Nature Conservation and the Water Framework Directive
The implementation of the Water Framework Directive in the European Member States sets important parameters for the protection of species and habitats. The project analyses impacts upon agriculture arising from the implementation of the Wild Birds Directive, the Habitats Directive and the Water Framework Directive.
The Wild Birds Directive (79/409/EEC) and the Habitats Directive (92/43/EEC) are the two most important pieces of legislation for the conservation of nature and biodiversity in Europe. The Water Framework Directive (2000/60/EC) sets the legal framework of water management in all of Europe including actual water bodies and their entire river basins. In addition, the European Agriculture Policy does not directly belong to the environmental policy field but affects the environment. Up to now, there is few research done on the linkages among nature conservation and protection of species, water protection and agriculture implementing these directives.
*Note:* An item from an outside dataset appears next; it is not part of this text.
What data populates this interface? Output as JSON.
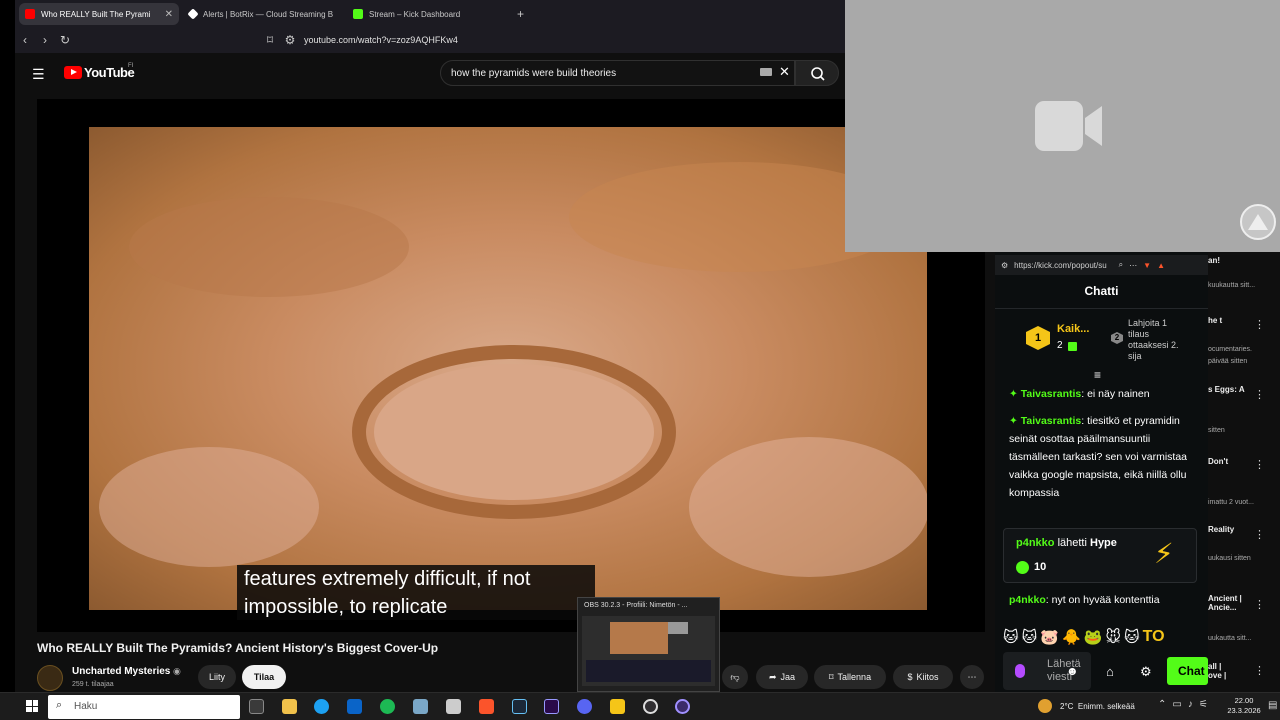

The project aims to draw more attention to the connections between these three directives, to intensify efforts to disseminate information about the obvious synergies, and to contribute to more effective implementation of these Directives. The main objective is to spread information about the relationships and overlaps which result from the implementation of the three directives and their impacts on land use, particularly agriculture. Therefore, the project aims to initiate co-operations between nature conservation, water protection and agriculture and to develop common strategies.
Ecologic delivers a work programme on the topic "Impacts upon Agriculture Arising from the Implementation of the Directive on the Conservation of Wild Birds, the Directive on the Conservation of Natural Habitats and of Wild Fauna and Flora and the Forthcoming Water Framework Directive - Strategies for Solving Conflicts and Optimising Synergy Use". This work programme lays down aims and tasks that should be achieved in the period of 2 - 3 years by the WWF Germany, the department of agriculture and rural development.